Every line in the data below that has the word "JSON" should be returned.

Records from a data collection
┄┄┄┄┄┄┄┄┄┄┄┄┄┄┄┄┄┄┄┄

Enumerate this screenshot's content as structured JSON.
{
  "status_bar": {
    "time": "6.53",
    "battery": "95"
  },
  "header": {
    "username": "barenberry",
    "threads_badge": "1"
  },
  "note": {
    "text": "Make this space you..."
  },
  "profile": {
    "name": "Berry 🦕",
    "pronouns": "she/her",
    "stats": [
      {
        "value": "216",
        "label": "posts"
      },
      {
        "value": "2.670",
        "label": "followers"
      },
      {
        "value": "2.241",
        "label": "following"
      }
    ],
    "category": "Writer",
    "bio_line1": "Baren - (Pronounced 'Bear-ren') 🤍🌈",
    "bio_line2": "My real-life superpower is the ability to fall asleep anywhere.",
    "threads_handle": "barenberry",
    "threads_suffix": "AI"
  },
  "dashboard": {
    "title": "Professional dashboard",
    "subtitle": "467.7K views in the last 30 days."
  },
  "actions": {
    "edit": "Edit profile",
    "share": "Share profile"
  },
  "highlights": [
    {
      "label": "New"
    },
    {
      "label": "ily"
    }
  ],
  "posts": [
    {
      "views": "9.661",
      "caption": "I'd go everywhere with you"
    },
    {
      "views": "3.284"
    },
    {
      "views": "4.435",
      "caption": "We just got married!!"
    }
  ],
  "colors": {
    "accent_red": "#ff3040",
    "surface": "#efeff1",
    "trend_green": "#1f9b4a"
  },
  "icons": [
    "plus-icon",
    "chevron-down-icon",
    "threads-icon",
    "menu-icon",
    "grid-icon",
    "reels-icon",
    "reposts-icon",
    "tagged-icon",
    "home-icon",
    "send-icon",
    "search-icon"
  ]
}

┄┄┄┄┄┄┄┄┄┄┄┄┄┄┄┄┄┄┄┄

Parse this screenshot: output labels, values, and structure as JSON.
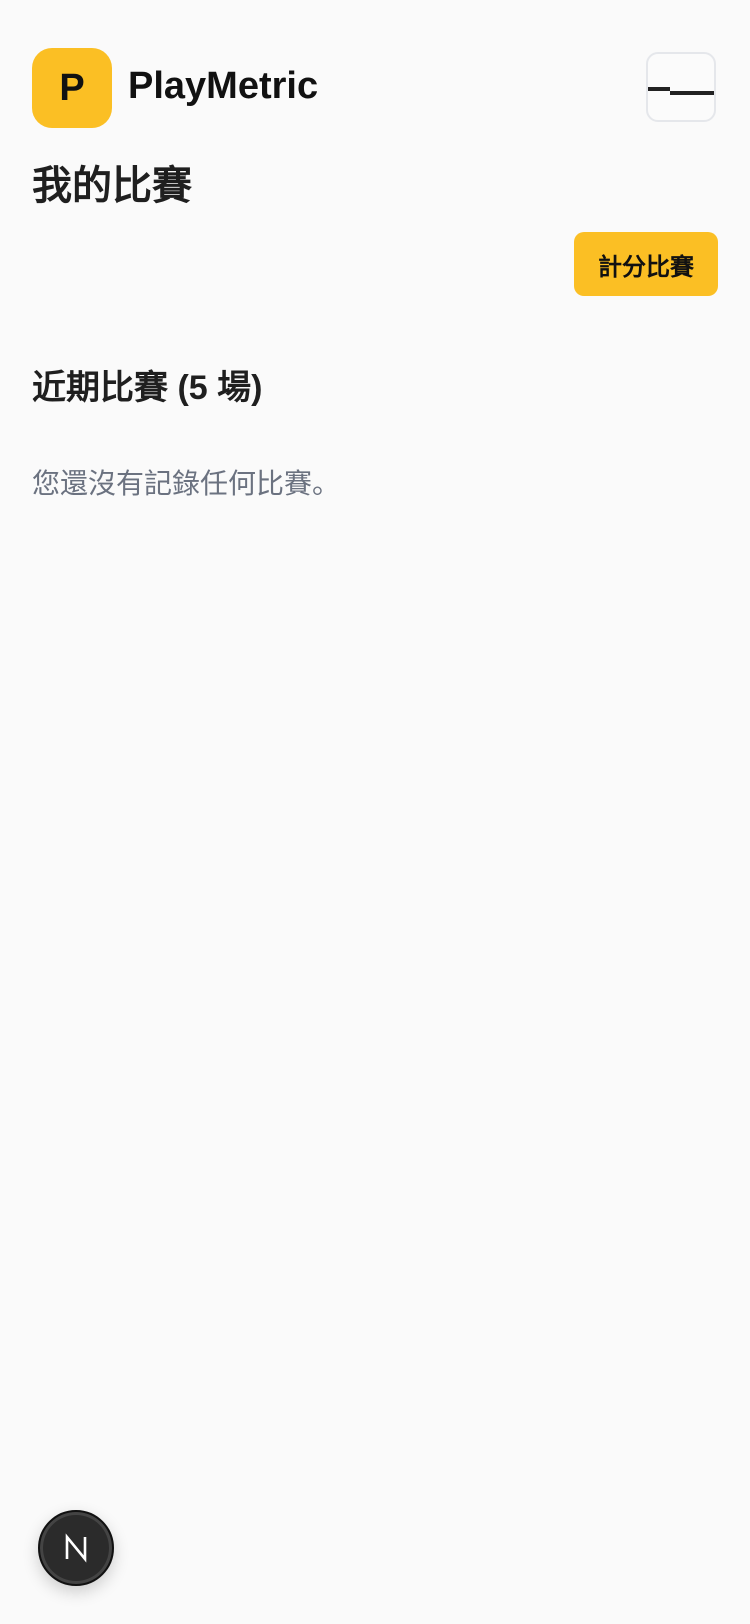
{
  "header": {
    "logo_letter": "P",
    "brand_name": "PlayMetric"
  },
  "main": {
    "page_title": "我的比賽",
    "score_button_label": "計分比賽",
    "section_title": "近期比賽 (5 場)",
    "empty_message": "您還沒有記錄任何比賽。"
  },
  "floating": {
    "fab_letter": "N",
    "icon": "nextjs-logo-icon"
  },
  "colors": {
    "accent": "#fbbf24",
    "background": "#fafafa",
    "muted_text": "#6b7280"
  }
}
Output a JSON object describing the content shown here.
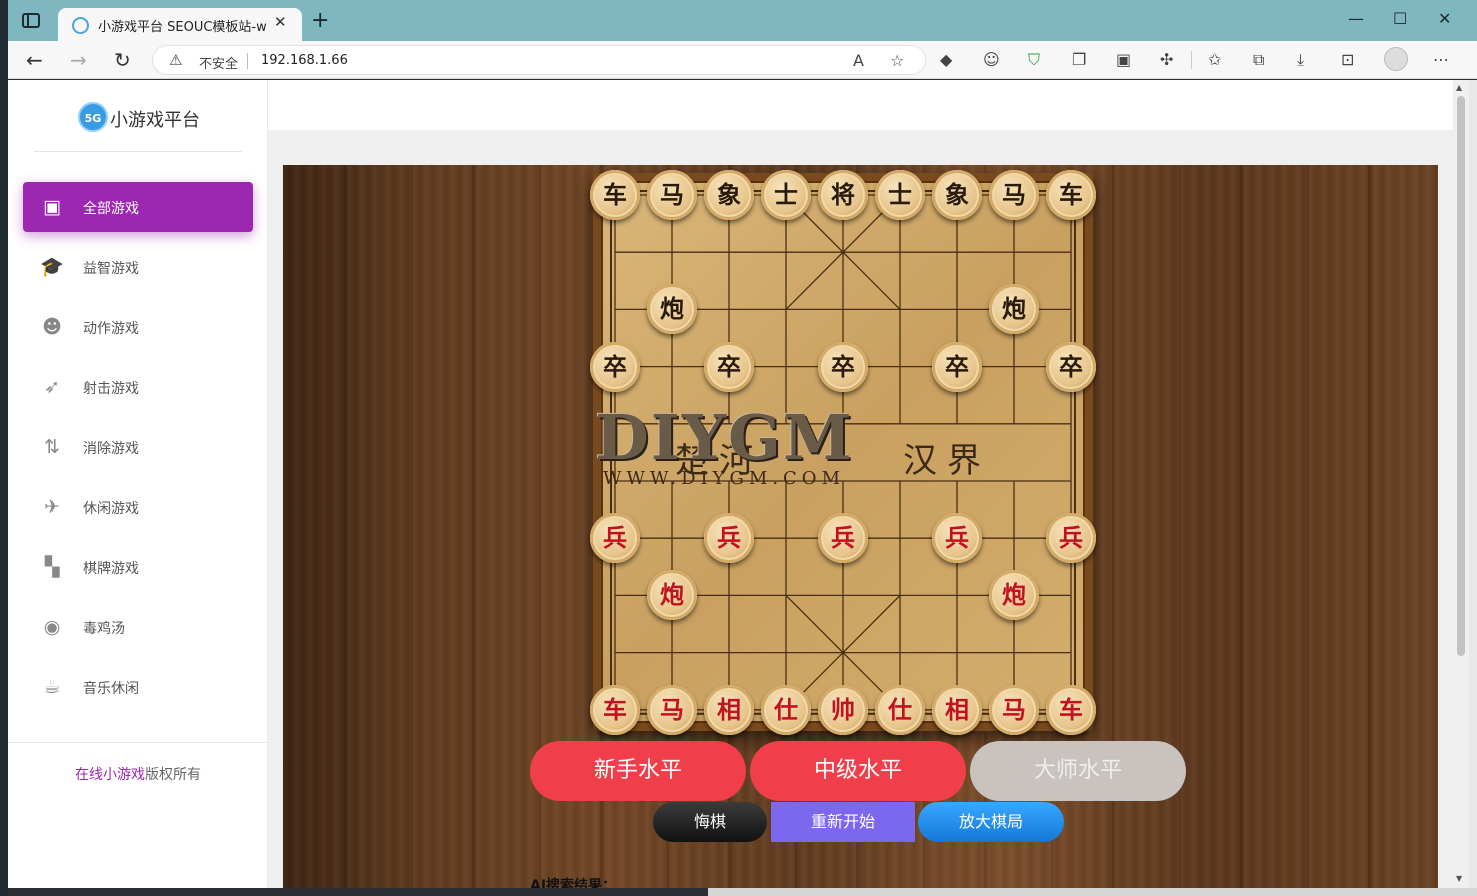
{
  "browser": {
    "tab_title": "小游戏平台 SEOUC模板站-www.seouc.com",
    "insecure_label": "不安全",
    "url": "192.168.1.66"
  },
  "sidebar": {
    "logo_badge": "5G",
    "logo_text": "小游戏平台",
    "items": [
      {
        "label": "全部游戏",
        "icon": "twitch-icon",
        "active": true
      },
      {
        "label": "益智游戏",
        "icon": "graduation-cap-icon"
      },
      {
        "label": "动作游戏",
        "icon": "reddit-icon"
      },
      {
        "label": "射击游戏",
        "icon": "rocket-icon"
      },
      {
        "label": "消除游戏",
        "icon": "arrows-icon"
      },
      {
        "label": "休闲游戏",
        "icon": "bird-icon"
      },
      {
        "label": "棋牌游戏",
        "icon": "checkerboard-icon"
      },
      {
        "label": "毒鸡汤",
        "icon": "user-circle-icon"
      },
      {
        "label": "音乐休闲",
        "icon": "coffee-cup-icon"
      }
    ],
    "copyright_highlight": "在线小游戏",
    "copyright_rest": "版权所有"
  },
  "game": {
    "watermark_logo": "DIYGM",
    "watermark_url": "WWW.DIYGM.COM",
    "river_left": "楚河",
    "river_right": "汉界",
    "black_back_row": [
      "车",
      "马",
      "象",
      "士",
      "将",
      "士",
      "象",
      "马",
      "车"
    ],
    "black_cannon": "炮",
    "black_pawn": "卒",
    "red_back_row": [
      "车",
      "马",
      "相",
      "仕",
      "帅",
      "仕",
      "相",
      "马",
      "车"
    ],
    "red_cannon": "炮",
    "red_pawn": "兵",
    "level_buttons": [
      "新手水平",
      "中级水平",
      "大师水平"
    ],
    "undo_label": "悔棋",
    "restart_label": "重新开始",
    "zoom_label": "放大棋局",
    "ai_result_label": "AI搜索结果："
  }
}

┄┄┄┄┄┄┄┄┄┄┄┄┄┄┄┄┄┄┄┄

Answer to this problem:
Enumerate this screenshot's content as structured JSON.
Parse this screenshot: output labels, values, and structure as JSON.
Output a JSON object describing the content shown here.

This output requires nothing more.